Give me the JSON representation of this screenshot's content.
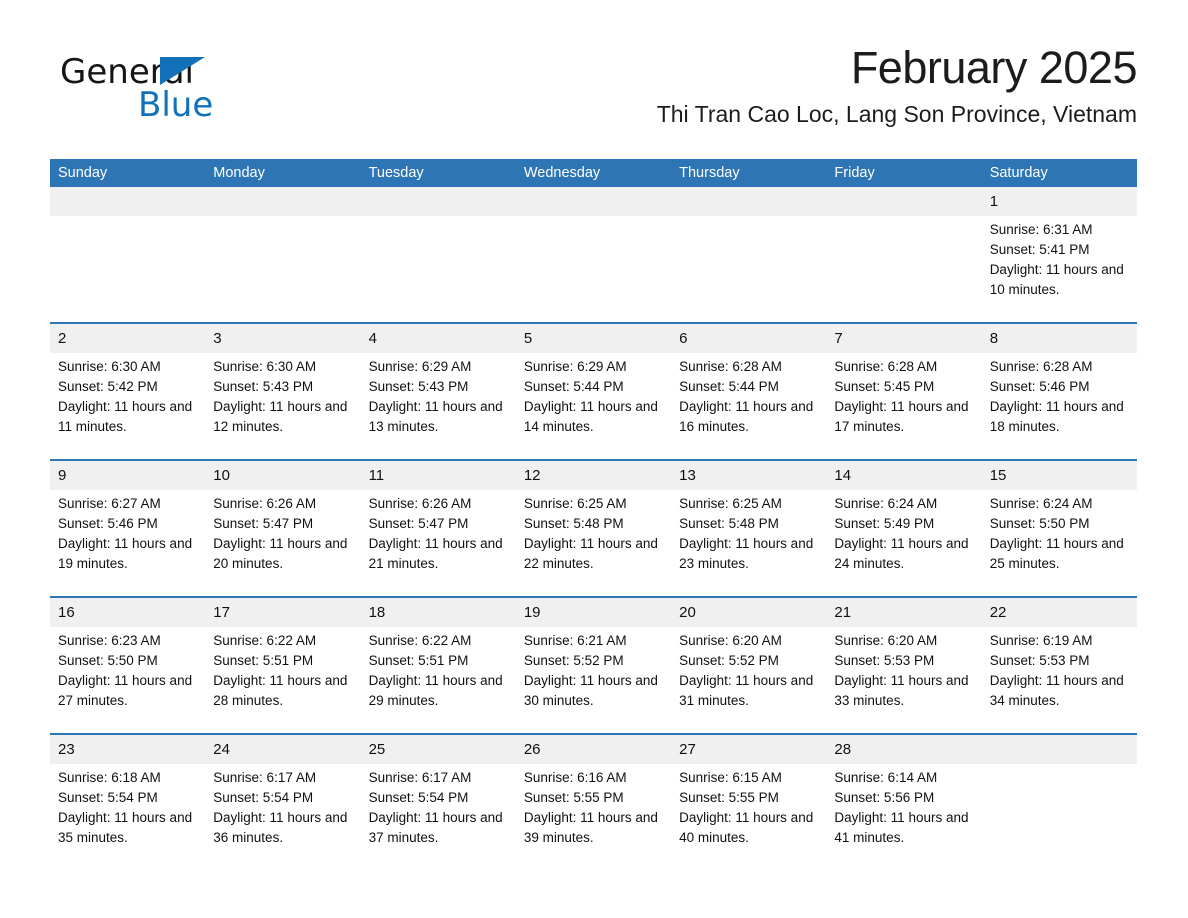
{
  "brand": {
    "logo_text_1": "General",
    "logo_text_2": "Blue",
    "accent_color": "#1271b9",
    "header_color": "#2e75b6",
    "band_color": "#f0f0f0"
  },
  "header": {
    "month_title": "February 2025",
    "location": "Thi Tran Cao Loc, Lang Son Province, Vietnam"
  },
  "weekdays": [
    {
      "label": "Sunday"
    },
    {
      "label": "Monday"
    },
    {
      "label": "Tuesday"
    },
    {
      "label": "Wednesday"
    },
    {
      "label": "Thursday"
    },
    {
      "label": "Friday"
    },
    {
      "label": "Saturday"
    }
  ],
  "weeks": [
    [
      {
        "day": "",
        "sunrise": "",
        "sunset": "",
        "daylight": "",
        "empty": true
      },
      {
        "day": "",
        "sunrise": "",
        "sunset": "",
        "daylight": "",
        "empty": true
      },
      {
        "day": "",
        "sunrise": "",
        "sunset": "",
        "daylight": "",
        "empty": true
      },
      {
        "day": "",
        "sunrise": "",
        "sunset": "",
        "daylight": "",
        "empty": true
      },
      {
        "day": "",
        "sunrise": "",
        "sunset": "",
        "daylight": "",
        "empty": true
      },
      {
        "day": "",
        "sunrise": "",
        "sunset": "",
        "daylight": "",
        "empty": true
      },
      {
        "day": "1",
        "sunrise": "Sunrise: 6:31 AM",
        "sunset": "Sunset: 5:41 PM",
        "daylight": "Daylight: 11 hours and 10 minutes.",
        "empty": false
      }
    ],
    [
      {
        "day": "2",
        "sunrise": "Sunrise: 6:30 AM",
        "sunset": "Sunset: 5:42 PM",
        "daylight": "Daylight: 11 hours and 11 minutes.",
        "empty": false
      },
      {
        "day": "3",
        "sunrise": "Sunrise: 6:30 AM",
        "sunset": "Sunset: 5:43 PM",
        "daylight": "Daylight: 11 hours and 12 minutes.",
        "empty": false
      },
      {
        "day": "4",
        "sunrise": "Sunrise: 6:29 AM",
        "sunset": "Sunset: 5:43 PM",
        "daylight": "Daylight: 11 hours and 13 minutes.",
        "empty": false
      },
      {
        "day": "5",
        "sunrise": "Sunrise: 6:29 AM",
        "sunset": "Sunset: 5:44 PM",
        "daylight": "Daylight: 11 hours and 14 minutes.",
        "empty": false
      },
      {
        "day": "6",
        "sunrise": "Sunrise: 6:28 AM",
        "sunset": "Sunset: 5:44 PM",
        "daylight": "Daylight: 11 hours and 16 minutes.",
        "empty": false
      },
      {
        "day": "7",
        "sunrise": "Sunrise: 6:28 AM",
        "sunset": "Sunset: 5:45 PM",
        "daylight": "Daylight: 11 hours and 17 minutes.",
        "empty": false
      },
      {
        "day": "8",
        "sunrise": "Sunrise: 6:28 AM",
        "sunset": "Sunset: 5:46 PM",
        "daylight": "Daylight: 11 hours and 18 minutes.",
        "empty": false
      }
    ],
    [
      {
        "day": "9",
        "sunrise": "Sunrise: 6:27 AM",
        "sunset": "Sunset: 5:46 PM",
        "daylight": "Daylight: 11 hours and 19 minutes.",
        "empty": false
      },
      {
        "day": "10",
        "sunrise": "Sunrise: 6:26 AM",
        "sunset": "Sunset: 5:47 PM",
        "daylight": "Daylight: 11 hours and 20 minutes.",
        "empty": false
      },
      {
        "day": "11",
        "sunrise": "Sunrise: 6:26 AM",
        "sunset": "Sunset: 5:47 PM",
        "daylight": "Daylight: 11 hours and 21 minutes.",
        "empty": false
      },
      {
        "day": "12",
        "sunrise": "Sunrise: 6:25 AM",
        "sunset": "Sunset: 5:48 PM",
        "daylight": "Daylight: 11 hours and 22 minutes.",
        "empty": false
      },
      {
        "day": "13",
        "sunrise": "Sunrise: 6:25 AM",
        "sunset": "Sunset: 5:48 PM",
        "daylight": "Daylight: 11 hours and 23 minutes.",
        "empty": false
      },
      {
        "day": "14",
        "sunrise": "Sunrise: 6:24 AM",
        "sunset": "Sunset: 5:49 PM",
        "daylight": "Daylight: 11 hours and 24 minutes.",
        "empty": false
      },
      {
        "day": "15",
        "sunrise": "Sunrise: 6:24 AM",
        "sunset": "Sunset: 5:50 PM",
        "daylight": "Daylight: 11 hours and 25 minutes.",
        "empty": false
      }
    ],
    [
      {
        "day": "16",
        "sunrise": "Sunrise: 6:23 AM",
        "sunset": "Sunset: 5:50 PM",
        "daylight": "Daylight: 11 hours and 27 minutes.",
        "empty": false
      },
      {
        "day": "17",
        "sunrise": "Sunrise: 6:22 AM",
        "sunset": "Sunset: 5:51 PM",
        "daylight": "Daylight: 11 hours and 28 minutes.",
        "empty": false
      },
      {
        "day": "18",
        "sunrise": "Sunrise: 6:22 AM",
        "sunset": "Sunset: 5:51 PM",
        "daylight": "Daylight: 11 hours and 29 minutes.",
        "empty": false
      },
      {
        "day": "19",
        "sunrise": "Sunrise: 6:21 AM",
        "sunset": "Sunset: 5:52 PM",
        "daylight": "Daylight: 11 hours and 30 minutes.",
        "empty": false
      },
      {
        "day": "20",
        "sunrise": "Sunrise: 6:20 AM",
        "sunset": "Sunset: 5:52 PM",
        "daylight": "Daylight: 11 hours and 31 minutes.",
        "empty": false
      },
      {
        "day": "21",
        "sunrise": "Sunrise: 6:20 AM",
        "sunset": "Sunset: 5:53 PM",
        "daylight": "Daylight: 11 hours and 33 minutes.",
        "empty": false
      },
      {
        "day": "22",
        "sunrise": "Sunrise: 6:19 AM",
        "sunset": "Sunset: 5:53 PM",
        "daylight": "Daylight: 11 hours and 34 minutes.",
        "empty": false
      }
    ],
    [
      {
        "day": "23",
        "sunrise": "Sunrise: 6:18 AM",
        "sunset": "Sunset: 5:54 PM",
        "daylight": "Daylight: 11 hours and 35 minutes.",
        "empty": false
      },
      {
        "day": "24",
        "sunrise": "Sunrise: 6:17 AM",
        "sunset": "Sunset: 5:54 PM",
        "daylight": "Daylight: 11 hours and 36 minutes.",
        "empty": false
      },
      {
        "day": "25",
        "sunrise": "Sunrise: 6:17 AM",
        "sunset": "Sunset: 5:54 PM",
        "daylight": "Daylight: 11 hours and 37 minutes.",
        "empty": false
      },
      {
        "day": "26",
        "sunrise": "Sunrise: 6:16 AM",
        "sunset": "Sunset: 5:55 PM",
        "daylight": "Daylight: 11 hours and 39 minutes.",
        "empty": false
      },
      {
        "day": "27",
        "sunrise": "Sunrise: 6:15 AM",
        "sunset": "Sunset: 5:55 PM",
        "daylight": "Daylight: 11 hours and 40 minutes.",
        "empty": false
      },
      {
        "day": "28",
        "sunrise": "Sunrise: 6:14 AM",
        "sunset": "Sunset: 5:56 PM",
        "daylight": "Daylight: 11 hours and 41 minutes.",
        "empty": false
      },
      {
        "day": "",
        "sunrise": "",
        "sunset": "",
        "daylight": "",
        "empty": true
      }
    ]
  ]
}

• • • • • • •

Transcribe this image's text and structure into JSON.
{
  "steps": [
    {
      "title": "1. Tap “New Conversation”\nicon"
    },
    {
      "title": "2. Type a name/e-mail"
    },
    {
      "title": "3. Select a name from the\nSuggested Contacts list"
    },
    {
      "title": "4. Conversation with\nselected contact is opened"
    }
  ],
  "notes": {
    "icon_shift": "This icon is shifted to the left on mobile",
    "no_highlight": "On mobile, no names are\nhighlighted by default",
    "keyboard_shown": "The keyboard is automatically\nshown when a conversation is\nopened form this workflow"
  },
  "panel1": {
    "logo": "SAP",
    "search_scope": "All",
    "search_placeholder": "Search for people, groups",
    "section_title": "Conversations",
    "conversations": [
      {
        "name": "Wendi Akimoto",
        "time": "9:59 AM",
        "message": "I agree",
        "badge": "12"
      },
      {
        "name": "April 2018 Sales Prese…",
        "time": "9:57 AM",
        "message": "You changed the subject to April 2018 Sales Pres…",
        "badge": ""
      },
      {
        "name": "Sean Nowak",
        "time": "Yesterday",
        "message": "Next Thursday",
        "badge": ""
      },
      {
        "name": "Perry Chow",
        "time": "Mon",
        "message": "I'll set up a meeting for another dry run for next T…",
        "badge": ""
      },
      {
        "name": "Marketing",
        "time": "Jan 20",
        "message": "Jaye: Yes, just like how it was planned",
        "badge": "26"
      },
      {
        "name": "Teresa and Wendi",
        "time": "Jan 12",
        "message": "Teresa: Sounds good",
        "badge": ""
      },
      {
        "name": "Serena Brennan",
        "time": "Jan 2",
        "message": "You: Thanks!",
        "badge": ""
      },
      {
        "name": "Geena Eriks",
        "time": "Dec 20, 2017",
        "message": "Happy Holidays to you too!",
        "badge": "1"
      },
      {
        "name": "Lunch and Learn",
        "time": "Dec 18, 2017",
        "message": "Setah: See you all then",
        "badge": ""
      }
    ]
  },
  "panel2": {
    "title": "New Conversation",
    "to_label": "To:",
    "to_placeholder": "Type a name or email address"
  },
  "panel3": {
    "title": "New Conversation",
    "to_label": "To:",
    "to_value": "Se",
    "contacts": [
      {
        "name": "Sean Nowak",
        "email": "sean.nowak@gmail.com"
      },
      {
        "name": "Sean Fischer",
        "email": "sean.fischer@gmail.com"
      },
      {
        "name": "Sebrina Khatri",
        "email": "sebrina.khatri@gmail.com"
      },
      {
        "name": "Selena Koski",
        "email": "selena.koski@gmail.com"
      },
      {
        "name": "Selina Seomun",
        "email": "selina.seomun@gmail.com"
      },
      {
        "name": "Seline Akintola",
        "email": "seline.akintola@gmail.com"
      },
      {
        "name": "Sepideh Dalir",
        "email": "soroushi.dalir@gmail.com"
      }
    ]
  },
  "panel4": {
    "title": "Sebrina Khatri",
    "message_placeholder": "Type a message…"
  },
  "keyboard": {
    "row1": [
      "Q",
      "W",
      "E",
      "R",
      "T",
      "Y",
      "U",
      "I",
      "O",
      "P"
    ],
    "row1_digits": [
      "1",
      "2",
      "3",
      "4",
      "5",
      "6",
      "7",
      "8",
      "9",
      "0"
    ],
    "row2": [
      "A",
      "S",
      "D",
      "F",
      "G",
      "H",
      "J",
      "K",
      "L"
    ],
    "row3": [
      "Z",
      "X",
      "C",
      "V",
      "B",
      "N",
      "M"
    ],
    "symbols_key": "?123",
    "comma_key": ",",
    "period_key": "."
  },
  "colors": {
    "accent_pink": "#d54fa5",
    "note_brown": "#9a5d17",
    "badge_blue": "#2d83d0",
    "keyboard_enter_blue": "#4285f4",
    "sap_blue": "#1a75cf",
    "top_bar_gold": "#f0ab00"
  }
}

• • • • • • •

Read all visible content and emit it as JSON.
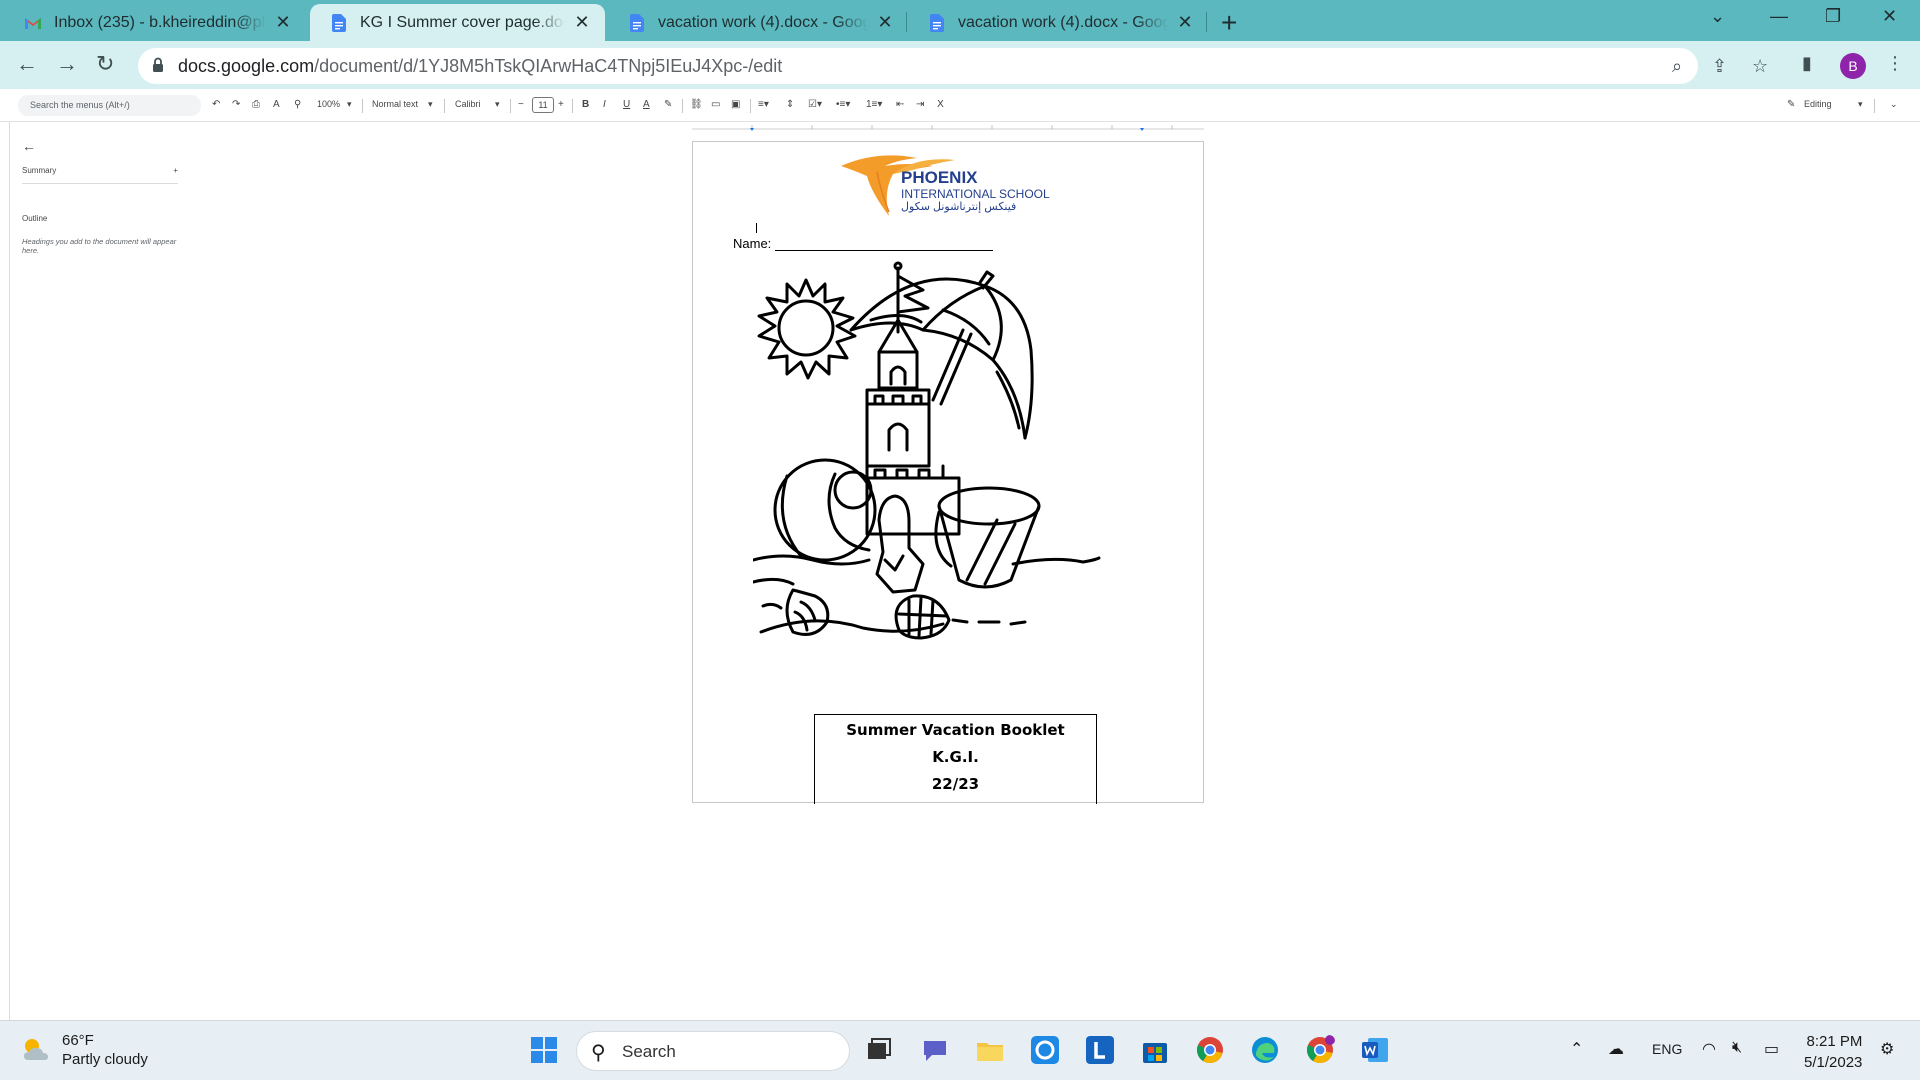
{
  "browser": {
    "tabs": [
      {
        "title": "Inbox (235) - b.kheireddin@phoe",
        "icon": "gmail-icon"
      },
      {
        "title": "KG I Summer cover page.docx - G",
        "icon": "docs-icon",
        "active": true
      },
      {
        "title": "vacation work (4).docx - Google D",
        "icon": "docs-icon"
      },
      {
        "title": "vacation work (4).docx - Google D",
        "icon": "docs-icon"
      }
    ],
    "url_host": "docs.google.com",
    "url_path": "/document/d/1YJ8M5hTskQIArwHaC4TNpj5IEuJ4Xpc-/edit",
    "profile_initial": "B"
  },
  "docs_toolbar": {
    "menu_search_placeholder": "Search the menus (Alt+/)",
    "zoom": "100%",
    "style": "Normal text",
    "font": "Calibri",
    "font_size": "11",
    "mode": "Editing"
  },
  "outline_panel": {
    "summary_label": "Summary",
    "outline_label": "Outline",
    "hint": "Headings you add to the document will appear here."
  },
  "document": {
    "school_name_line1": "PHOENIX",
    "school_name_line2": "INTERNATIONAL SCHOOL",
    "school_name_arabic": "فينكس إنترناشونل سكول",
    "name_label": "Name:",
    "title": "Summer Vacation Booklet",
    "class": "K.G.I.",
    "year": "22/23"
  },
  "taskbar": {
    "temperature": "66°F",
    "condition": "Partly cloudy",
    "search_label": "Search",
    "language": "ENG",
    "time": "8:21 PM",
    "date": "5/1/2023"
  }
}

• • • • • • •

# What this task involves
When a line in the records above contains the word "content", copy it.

# Reply to the task
Give me the JSON representation of this screenshot's content.
Read all visible content and emit it as JSON.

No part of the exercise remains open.